Emergency Fund: Maintain 3-6 months’ worth of non-discretionary expenses. If your household has two or more sources of income, then 3 months’ worth is sufficient. If your household has one source of income, then 6 months’ worth of expenses is suggested. Non-discretionary expenses are those that do not go away if you lose your job.
Mortgage Payment: The ratio of housing costs should be 25% or less of your gross monthly income; the way to calculate this is to add your monthly Principal, Interest, Property Taxes and Homeowner’s Insurance (P.I.T.I.) and divide this total by your monthly gross income.
Housing and All Other Debt Ratio: Add the P.I.T.I. to all other recurring monthly debt (auto loans, student loans, boat, credit card and any other monthly debt) and divide the total by your monthly gross income; the ratio should be 38% or less.
Consumer Debt: Monthly consumer debt should not exceed 20% of your monthly net income (after tax and other deductions from your gross pay).
What is “good” debt? Anytime the useful life of the asset far exceeds the term of the debt; examples are a 15-year mortgage or a 3-year car loan.
What is “reasonable” debt? 30-year mortgage or 5-year car loan.
What is “bad” debt? Carrying credit card (consumer) debt each month.
Long-Term Savings and Legacy
Education Funding: $1,000/$3,000/$6,000 per child per year for 18 years. The tier is dependent on what type of college you plan on your child attending; the assumption here is save $1,000/year for a public state college, $3,000/year for a semi-private university and $6,000/year for a competitive private university. (These are general guidelines, and tuition rates vary depending on state and institution.)
Retirement Savings: By age 62–65, an individual should have saved 16 times the amount needed annually during retirement. A benchmark savings ratio target is 10-12% of annual gross income if an individual begins saving before age 32; if one waits until after age 32, the amount moves to 12-15%; and if you wait until age 45 or 50, the rate increases to 15-20%. To calculate your annual savings ratio, add your employee and employer contributions (including profit sharing) and divide that total by your annual gross income.
Legacy: Also known as the “Big Three”
Will: A will is a legal instrument detailing how you want your real and personal property disposed of at death; it is important to review it periodically and keep it updated.
Individual Retirement Accounts (IRAs) and qualified accounts (i.e., 401ks) are not passed through a will; these are passed through a contract, and you’ll need to assign a beneficiary or beneficiaries to inherit the assets.

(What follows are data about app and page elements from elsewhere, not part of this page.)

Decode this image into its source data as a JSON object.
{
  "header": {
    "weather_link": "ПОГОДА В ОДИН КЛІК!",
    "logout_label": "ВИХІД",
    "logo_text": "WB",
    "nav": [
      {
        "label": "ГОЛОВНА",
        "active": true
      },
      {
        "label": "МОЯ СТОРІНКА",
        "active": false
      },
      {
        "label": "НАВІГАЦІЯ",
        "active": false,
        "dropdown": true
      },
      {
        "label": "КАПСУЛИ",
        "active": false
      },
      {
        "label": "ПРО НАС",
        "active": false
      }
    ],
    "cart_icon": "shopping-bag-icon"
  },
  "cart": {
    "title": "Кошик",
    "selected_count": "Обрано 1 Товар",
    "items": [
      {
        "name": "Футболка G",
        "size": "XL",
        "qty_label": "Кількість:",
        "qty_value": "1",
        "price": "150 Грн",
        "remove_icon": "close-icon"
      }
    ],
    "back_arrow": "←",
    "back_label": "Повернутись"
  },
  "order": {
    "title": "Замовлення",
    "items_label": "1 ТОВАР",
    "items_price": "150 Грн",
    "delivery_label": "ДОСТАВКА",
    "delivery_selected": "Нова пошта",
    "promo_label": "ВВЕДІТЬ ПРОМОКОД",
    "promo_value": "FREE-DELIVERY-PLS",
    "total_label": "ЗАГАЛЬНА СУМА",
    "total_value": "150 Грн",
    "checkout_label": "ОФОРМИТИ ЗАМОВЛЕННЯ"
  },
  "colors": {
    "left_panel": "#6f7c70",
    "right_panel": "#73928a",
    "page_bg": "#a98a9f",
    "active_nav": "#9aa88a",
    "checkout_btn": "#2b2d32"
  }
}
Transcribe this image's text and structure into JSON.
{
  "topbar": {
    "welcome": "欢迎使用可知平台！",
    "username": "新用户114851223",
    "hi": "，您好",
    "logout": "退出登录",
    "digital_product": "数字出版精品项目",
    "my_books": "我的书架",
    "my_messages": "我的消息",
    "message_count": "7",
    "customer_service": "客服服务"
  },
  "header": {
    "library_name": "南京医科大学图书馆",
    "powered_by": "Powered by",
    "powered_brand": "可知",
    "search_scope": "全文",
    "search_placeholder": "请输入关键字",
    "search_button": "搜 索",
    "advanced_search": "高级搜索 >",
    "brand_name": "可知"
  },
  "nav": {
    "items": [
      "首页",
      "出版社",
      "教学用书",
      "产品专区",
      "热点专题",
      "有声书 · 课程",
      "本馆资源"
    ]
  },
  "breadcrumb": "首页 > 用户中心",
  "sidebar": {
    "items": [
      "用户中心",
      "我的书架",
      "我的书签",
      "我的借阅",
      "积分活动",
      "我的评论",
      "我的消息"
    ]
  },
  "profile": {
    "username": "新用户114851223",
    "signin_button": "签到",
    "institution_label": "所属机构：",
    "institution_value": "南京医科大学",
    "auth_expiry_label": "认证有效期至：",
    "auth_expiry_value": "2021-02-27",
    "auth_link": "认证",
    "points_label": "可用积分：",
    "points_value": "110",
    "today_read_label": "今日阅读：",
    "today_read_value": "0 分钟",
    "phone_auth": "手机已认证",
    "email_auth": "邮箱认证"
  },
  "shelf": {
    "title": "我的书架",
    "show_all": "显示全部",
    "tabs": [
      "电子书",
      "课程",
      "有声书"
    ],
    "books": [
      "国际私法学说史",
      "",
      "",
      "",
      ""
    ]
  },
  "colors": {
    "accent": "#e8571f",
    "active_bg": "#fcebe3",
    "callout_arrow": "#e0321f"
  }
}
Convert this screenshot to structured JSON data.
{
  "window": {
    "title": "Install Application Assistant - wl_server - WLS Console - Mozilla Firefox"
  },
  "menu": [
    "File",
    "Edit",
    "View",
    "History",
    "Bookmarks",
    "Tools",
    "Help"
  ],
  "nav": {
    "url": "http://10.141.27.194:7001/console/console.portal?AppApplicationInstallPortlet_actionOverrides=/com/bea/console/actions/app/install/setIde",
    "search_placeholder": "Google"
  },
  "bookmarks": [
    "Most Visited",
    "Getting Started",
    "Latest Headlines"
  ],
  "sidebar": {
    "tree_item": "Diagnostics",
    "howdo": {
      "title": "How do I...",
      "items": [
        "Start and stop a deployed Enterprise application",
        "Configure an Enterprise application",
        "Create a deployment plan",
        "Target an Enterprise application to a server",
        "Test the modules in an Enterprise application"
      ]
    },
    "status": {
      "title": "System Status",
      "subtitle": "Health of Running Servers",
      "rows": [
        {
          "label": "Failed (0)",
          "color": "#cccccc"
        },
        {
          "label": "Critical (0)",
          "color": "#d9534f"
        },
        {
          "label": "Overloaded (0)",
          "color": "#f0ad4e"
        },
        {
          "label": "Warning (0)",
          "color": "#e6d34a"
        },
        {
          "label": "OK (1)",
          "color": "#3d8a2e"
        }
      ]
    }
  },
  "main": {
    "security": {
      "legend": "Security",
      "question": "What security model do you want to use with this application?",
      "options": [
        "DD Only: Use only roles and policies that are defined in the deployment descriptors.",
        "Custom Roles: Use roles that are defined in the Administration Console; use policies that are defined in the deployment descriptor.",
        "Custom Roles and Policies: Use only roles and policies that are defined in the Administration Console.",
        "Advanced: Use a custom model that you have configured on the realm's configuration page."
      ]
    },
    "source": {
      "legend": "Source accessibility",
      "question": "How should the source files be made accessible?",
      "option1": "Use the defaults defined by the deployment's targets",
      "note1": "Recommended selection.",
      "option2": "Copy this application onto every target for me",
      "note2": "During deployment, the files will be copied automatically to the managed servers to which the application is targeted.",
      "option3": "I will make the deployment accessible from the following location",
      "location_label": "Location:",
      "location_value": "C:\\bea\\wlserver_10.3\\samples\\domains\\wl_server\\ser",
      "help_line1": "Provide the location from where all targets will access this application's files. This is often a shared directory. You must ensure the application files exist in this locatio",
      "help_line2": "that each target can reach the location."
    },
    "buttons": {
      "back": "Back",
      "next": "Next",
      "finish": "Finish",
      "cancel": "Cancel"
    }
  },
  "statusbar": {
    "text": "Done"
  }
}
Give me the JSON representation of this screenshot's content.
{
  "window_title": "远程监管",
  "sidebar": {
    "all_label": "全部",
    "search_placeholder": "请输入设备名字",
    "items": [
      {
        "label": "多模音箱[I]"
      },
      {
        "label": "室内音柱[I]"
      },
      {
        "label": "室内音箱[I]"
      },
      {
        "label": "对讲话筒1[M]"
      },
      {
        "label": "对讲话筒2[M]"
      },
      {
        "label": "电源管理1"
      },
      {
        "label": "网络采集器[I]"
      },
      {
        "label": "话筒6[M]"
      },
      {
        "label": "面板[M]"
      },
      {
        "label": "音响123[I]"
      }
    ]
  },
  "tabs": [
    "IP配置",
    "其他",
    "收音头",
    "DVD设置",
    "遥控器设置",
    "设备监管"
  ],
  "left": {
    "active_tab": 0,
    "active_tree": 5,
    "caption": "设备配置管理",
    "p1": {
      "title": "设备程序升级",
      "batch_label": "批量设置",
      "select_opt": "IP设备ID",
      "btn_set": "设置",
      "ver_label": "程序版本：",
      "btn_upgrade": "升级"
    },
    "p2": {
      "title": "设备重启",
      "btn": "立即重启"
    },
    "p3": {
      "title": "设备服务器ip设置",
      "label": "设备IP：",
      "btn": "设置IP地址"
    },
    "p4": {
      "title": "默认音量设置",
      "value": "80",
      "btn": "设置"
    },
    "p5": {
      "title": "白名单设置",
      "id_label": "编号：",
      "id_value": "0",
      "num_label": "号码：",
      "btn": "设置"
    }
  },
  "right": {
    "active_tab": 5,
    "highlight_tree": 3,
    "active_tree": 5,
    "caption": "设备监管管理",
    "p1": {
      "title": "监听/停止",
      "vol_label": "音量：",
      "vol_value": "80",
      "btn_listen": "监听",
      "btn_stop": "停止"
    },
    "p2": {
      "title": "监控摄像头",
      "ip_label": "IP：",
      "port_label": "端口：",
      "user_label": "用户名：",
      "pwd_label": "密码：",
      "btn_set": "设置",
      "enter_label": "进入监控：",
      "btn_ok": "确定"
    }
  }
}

If there are no beneficiaries assigned, the assets will pass through probate.
Durable Power of Attorney for Healthcare: This is a legal document where an agent is assigned to cover all health care decisions and only lasts while you are incapable of making decisions on your own; deathbed issues can also be addressed in this document.
Advanced Medical Directive (Also known as a Living Will): This is a legal document in which a person specifies what actions should be taken for their health if they are no longer able to make decisions for themselves because of illness or incapacity; this is typically for deathbed issues such as Do Not Resuscitate (DNR) and how you wish your body to be disposed of after your death.
After reviewing these benchmarks, do you think your financial health could use a checkup? At AAFMAA Wealth Management & Trust, we work with military families like yours every day, developing strategies for success. Connect with a Relationship Manager today, who can help create your path to a solid financial future.
Resource: American College Fundamentals of Financial Planning and Insurance 2011